Wednesday, January 25th, 2012

On a cool, spring-like morning big sweeps of cirrus clouds spread across an open, soft-blue, sunlit sky. A small, compact hawk with a long slender tail was one of the first birds I saw as I started out on a late-morning walk. Flying just over the treetops it came toward me and circled around, directly overhead – a Sharp-shinned Hawk.

Its compact shape, with relatively small head, broad wings that arch slightly forward, long narrow tail with a very thin white band at the squarish tip – all could be seen with unusual clarity and detail. It’s one of the best and longest views I’ve ever enjoyed of a Sharp-shinned Hawk. Its head looked brown, the breast ruddy-orange, the wings richly barred in black and white, the tail with bands of dark and lighter gray, white on the tip. Once it fanned the tail out as it circled, but most of the time it was held long and narrow.

As it flew, its long thin legs were not tucked up against the body, but were held slightly out, as if kind of trailing along.

Its pattern of flight at first was a quick flap-flap-flap – glide, and as it began to make wide circles and climb, it flapped less often and soared on outspread wings, swiftly rising higher, until it was barely a sliver in the blue.

It looked like a good day for soaring. A little further on, in a more heavily wooded area of the neighborhood, I heard the kee-yer calls of a Red-shouldered Hawk from somewhere not far away, maybe hidden by the tree-line.

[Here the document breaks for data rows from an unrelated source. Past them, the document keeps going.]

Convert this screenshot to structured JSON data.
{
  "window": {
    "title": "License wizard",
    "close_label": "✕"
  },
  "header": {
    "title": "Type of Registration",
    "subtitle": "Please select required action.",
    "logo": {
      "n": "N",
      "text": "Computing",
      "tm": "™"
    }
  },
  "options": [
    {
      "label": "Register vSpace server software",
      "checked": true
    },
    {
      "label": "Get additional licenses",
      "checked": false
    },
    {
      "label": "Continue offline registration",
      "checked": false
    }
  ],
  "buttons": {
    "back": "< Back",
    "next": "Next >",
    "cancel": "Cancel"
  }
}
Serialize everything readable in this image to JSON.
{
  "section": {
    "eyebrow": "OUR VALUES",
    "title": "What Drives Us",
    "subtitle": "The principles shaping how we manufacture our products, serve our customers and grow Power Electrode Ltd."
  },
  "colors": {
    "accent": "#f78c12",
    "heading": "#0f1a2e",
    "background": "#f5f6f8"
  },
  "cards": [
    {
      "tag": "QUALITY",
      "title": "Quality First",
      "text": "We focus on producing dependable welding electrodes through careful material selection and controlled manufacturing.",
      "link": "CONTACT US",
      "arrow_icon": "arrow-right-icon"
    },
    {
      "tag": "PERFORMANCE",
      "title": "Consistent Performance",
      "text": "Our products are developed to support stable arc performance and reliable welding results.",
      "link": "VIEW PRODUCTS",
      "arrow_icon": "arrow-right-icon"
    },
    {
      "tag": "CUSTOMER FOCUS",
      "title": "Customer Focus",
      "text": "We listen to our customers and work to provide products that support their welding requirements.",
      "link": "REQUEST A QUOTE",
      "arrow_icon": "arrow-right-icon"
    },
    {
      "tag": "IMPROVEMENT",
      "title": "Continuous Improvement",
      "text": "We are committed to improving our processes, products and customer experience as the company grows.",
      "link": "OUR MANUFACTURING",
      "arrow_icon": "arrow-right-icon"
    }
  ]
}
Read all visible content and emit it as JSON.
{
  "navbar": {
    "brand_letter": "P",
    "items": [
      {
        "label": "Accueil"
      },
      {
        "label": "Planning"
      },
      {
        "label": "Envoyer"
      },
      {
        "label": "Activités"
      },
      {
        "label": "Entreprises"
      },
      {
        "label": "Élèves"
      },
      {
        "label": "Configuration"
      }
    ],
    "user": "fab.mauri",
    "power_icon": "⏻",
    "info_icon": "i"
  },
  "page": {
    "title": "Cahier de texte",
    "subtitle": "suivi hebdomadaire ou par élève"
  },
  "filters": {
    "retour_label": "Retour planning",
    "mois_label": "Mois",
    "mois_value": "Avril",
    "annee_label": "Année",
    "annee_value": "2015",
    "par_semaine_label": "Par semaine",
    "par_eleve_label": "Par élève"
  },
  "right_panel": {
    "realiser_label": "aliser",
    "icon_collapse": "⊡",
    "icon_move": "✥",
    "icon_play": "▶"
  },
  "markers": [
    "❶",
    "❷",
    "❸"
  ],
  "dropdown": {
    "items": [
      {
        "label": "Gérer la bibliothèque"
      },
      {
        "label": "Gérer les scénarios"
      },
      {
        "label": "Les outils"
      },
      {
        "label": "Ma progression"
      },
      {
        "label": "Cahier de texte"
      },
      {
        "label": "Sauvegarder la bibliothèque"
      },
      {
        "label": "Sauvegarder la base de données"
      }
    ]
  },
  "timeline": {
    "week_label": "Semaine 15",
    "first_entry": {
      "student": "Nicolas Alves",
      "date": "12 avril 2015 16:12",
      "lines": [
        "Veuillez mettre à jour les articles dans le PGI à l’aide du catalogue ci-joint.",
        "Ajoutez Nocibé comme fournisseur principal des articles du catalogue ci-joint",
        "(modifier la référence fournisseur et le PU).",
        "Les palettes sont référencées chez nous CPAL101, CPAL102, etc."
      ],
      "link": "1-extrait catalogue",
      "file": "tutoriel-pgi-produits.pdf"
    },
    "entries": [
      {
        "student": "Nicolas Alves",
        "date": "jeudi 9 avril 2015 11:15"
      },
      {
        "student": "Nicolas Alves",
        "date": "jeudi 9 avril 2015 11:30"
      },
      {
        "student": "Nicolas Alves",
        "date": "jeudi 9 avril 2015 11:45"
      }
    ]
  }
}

And several minutes later, three Red-tailed Hawks soared and circled, at least one of them hoarsely screaming, maybe because they were being harassed at first by several cawing Crows. As the Hawks climbed higher, the Crows seemed to lose interest and drifted away. The Hawks looked glorious, their deep brown backs, pale undersides and dull-red tails glowing.